◆ REQUIRED WORK
All of the entries below are to be repeated word for word.

Records drawn from a dataset:
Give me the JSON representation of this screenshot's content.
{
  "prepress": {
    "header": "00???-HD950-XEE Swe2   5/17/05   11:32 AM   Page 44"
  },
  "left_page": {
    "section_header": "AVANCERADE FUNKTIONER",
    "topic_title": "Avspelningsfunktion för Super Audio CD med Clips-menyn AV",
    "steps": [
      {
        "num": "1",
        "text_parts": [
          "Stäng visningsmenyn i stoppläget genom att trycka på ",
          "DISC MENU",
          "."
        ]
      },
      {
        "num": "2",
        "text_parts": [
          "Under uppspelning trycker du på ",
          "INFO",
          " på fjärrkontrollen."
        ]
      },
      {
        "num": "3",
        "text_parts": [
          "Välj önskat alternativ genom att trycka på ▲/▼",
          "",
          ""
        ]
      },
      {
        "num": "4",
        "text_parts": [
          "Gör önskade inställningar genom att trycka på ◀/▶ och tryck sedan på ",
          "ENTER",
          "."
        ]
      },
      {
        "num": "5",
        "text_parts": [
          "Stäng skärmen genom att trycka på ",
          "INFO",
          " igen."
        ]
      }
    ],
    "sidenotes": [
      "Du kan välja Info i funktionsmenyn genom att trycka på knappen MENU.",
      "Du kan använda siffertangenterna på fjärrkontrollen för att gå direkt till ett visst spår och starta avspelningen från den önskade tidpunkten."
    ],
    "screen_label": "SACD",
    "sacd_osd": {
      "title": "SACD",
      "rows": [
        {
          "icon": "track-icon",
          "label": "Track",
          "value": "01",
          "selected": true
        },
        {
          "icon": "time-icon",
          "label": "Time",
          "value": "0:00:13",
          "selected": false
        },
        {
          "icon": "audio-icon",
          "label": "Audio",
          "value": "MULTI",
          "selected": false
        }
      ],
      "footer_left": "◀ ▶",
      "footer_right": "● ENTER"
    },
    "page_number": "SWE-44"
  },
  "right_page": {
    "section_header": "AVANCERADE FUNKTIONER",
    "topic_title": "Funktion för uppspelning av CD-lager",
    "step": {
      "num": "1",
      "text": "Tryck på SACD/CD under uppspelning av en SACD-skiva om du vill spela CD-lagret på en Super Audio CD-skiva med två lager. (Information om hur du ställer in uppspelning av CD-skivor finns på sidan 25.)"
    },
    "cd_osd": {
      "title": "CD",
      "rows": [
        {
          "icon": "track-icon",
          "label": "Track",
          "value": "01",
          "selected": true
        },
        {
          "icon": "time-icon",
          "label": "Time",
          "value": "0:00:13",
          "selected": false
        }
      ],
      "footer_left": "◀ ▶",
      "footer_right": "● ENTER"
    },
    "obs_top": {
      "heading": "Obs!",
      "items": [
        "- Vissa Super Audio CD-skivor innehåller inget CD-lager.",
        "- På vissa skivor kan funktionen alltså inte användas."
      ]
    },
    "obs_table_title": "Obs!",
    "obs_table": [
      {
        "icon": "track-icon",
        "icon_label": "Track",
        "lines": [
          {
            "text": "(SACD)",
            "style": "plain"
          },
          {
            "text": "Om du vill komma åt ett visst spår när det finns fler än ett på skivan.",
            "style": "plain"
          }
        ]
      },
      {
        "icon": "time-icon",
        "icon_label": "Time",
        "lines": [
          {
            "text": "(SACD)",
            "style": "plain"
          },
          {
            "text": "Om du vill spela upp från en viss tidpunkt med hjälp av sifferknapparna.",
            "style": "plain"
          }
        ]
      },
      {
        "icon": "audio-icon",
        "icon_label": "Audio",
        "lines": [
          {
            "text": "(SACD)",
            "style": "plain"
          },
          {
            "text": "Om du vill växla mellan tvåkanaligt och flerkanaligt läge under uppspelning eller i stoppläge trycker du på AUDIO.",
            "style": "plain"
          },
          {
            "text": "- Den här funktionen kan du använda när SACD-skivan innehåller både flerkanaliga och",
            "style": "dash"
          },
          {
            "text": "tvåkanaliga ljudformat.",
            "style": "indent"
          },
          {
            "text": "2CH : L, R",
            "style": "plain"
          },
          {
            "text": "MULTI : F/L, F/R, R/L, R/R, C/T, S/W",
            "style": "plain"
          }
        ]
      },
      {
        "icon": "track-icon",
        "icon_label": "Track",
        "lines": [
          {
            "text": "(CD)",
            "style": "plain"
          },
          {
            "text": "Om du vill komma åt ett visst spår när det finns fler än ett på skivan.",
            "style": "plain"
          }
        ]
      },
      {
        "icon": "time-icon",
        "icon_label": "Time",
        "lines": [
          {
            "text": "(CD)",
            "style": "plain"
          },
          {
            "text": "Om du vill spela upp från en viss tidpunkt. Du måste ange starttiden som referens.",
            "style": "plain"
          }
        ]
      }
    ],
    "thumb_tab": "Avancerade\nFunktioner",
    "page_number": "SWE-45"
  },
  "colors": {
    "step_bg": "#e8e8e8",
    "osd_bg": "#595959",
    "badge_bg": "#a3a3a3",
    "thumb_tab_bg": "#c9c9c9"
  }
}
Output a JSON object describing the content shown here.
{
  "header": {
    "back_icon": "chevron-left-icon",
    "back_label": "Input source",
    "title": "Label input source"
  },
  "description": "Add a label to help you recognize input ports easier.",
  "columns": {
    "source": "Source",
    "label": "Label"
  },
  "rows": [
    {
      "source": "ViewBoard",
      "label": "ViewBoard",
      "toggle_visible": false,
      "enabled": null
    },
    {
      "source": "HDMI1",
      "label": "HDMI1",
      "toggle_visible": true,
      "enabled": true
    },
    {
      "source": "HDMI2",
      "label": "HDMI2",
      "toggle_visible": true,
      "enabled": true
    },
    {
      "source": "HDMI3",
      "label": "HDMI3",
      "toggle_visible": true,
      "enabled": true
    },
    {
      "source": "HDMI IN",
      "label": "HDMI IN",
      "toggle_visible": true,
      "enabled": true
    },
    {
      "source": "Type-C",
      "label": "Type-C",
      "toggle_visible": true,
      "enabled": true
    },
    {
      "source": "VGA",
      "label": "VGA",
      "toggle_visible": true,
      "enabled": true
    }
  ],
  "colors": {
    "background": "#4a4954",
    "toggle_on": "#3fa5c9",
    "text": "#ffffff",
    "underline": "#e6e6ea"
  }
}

◆ YOUR SOLUTION
Give me the JSON representation of this screenshot's content.
{
  "prepress": {
    "header": "00???-HD950-XEE Swe2   5/17/05   11:32 AM   Page 44"
  },
  "left_page": {
    "section_header": "AVANCERADE FUNKTIONER",
    "topic_title": "Avspelningsfunktion för Super Audio CD med Clips-menyn AV",
    "steps": [
      {
        "num": "1",
        "text_parts": [
          "Stäng visningsmenyn i stoppläget genom att trycka på ",
          "DISC MENU",
          "."
        ]
      },
      {
        "num": "2",
        "text_parts": [
          "Under uppspelning trycker du på ",
          "INFO",
          " på fjärrkontrollen."
        ]
      },
      {
        "num": "3",
        "text_parts": [
          "Välj önskat alternativ genom att trycka på ▲/▼",
          "",
          ""
        ]
      },
      {
        "num": "4",
        "text_parts": [
          "Gör önskade inställningar genom att trycka på ◀/▶ och tryck sedan på ",
          "ENTER",
          "."
        ]
      },
      {
        "num": "5",
        "text_parts": [
          "Stäng skärmen genom att trycka på ",
          "INFO",
          " igen."
        ]
      }
    ],
    "sidenotes": [
      "Du kan välja Info i funktionsmenyn genom att trycka på knappen MENU.",
      "Du kan använda siffertangenterna på fjärrkontrollen för att gå direkt till ett visst spår och starta avspelningen från den önskade tidpunkten."
    ],
    "screen_label": "SACD",
    "sacd_osd": {
      "title": "SACD",
      "rows": [
        {
          "icon": "track-icon",
          "label": "Track",
          "value": "01",
          "selected": true
        },
        {
          "icon": "time-icon",
          "label": "Time",
          "value": "0:00:13",
          "selected": false
        },
        {
          "icon": "audio-icon",
          "label": "Audio",
          "value": "MULTI",
          "selected": false
        }
      ],
      "footer_left": "◀ ▶",
      "footer_right": "● ENTER"
    },
    "page_number": "SWE-44"
  },
  "right_page": {
    "section_header": "AVANCERADE FUNKTIONER",
    "topic_title": "Funktion för uppspelning av CD-lager",
    "step": {
      "num": "1",
      "text": "Tryck på SACD/CD under uppspelning av en SACD-skiva om du vill spela CD-lagret på en Super Audio CD-skiva med två lager. (Information om hur du ställer in uppspelning av CD-skivor finns på sidan 25.)"
    },
    "cd_osd": {
      "title": "CD",
      "rows": [
        {
          "icon": "track-icon",
          "label": "Track",
          "value": "01",
          "selected": true
        },
        {
          "icon": "time-icon",
          "label": "Time",
          "value": "0:00:13",
          "selected": false
        }
      ],
      "footer_left": "◀ ▶",
      "footer_right": "● ENTER"
    },
    "obs_top": {
      "heading": "Obs!",
      "items": [
        "- Vissa Super Audio CD-skivor innehåller inget CD-lager.",
        "- På vissa skivor kan funktionen alltså inte användas."
      ]
    },
    "obs_table_title": "Obs!",
    "obs_table": [
      {
        "icon": "track-icon",
        "icon_label": "Track",
        "lines": [
          {
            "text": "(SACD)",
            "style": "plain"
          },
          {
            "text": "Om du vill komma åt ett visst spår när det finns fler än ett på skivan.",
            "style": "plain"
          }
        ]
      },
      {
        "icon": "time-icon",
        "icon_label": "Time",
        "lines": [
          {
            "text": "(SACD)",
            "style": "plain"
          },
          {
            "text": "Om du vill spela upp från en viss tidpunkt med hjälp av sifferknapparna.",
            "style": "plain"
          }
        ]
      },
      {
        "icon": "audio-icon",
        "icon_label": "Audio",
        "lines": [
          {
            "text": "(SACD)",
            "style": "plain"
          },
          {
            "text": "Om du vill växla mellan tvåkanaligt och flerkanaligt läge under uppspelning eller i stoppläge trycker du på AUDIO.",
            "style": "plain"
          },
          {
            "text": "- Den här funktionen kan du använda när SACD-skivan innehåller både flerkanaliga och",
            "style": "dash"
          },
          {
            "text": "tvåkanaliga ljudformat.",
            "style": "indent"
          },
          {
            "text": "2CH : L, R",
            "style": "plain"
          },
          {
            "text": "MULTI : F/L, F/R, R/L, R/R, C/T, S/W",
            "style": "plain"
          }
        ]
      },
      {
        "icon": "track-icon",
        "icon_label": "Track",
        "lines": [
          {
            "text": "(CD)",
            "style": "plain"
          },
          {
            "text": "Om du vill komma åt ett visst spår när det finns fler än ett på skivan.",
            "style": "plain"
          }
        ]
      },
      {
        "icon": "time-icon",
        "icon_label": "Time",
        "lines": [
          {
            "text": "(CD)",
            "style": "plain"
          },
          {
            "text": "Om du vill spela upp från en viss tidpunkt. Du måste ange starttiden som referens.",
            "style": "plain"
          }
        ]
      }
    ],
    "thumb_tab": "Avancerade\nFunktioner",
    "page_number": "SWE-45"
  },
  "colors": {
    "step_bg": "#e8e8e8",
    "osd_bg": "#595959",
    "badge_bg": "#a3a3a3",
    "thumb_tab_bg": "#c9c9c9"
  }
}
Output a JSON object describing the content shown here.
{
  "header": {
    "back_icon": "chevron-left-icon",
    "back_label": "Input source",
    "title": "Label input source"
  },
  "description": "Add a label to help you recognize input ports easier.",
  "columns": {
    "source": "Source",
    "label": "Label"
  },
  "rows": [
    {
      "source": "ViewBoard",
      "label": "ViewBoard",
      "toggle_visible": false,
      "enabled": null
    },
    {
      "source": "HDMI1",
      "label": "HDMI1",
      "toggle_visible": true,
      "enabled": true
    },
    {
      "source": "HDMI2",
      "label": "HDMI2",
      "toggle_visible": true,
      "enabled": true
    },
    {
      "source": "HDMI3",
      "label": "HDMI3",
      "toggle_visible": true,
      "enabled": true
    },
    {
      "source": "HDMI IN",
      "label": "HDMI IN",
      "toggle_visible": true,
      "enabled": true
    },
    {
      "source": "Type-C",
      "label": "Type-C",
      "toggle_visible": true,
      "enabled": true
    },
    {
      "source": "VGA",
      "label": "VGA",
      "toggle_visible": true,
      "enabled": true
    }
  ],
  "colors": {
    "background": "#4a4954",
    "toggle_on": "#3fa5c9",
    "text": "#ffffff",
    "underline": "#e6e6ea"
  }
}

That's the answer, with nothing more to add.